— What the task asks —
From the line with "Decode this image" to the final line of the records, every line is to be duplicated exactly, both of those lines included.

Extracted data entries
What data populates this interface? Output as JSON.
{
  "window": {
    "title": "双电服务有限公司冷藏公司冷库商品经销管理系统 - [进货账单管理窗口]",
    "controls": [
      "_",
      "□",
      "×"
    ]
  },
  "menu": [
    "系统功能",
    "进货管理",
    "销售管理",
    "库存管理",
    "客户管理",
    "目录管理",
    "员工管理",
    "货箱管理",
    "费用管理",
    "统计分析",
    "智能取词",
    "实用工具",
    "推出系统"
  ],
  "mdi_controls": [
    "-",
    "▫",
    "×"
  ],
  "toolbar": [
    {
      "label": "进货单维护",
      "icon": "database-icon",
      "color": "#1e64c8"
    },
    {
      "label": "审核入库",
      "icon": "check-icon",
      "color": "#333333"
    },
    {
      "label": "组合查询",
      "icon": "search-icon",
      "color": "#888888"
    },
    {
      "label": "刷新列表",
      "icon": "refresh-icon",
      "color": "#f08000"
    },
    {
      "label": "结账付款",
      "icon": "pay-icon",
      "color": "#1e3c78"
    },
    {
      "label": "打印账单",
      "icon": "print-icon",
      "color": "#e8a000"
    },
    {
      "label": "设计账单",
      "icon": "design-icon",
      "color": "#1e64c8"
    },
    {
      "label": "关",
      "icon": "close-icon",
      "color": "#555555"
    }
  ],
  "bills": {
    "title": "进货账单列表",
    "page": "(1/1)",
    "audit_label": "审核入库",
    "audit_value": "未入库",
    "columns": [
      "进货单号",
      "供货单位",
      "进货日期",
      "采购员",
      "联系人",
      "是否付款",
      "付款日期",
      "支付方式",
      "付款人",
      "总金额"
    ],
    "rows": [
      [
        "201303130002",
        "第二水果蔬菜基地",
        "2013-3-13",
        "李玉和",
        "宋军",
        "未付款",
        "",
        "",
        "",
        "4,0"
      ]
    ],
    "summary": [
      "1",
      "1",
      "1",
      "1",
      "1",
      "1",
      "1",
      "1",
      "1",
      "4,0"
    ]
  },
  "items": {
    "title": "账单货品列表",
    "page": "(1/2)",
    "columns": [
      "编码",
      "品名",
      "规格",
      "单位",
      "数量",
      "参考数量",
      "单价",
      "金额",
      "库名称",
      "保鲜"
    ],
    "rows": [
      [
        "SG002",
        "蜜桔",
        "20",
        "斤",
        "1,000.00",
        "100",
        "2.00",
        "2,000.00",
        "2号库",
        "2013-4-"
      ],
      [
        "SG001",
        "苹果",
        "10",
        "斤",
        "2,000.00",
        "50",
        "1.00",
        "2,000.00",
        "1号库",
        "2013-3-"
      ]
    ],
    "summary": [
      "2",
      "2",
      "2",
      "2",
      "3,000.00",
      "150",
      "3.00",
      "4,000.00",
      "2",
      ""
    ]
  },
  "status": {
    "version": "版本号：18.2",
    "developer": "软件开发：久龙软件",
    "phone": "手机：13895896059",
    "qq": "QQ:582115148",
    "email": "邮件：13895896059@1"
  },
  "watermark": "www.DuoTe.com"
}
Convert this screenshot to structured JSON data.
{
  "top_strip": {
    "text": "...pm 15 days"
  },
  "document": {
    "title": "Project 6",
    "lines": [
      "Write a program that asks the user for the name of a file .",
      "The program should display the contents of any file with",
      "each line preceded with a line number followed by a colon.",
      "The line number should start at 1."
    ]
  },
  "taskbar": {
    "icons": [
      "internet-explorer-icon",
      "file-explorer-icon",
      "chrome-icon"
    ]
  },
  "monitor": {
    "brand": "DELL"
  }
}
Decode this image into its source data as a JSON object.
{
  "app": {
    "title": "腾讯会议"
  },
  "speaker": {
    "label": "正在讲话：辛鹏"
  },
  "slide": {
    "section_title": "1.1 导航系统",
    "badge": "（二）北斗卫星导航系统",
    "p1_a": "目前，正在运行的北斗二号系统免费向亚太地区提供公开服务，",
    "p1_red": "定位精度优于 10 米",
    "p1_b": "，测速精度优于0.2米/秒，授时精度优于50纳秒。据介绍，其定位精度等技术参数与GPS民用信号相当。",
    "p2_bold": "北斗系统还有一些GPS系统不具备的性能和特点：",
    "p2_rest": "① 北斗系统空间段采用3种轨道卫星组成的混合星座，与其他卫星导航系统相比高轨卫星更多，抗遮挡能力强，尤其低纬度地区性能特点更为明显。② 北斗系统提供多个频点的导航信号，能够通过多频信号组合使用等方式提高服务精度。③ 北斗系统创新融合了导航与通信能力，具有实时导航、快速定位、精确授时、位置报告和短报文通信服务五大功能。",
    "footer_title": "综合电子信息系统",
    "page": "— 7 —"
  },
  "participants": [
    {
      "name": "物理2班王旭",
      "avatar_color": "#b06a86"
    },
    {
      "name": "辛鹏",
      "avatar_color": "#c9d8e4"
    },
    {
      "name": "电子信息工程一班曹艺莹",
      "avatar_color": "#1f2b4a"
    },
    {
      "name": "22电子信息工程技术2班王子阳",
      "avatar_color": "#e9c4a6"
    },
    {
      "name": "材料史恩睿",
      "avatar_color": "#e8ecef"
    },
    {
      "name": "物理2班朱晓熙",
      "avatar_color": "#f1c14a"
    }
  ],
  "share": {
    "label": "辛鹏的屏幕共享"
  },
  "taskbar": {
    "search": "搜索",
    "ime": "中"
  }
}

— Problem solution —
Decode this image into its source data as a JSON object.
{
  "app": {
    "title": "腾讯会议"
  },
  "speaker": {
    "label": "正在讲话：辛鹏"
  },
  "slide": {
    "section_title": "1.1 导航系统",
    "badge": "（二）北斗卫星导航系统",
    "p1_a": "目前，正在运行的北斗二号系统免费向亚太地区提供公开服务，",
    "p1_red": "定位精度优于 10 米",
    "p1_b": "，测速精度优于0.2米/秒，授时精度优于50纳秒。据介绍，其定位精度等技术参数与GPS民用信号相当。",
    "p2_bold": "北斗系统还有一些GPS系统不具备的性能和特点：",
    "p2_rest": "① 北斗系统空间段采用3种轨道卫星组成的混合星座，与其他卫星导航系统相比高轨卫星更多，抗遮挡能力强，尤其低纬度地区性能特点更为明显。② 北斗系统提供多个频点的导航信号，能够通过多频信号组合使用等方式提高服务精度。③ 北斗系统创新融合了导航与通信能力，具有实时导航、快速定位、精确授时、位置报告和短报文通信服务五大功能。",
    "footer_title": "综合电子信息系统",
    "page": "— 7 —"
  },
  "participants": [
    {
      "name": "物理2班王旭",
      "avatar_color": "#b06a86"
    },
    {
      "name": "辛鹏",
      "avatar_color": "#c9d8e4"
    },
    {
      "name": "电子信息工程一班曹艺莹",
      "avatar_color": "#1f2b4a"
    },
    {
      "name": "22电子信息工程技术2班王子阳",
      "avatar_color": "#e9c4a6"
    },
    {
      "name": "材料史恩睿",
      "avatar_color": "#e8ecef"
    },
    {
      "name": "物理2班朱晓熙",
      "avatar_color": "#f1c14a"
    }
  ],
  "share": {
    "label": "辛鹏的屏幕共享"
  },
  "taskbar": {
    "search": "搜索",
    "ime": "中"
  }
}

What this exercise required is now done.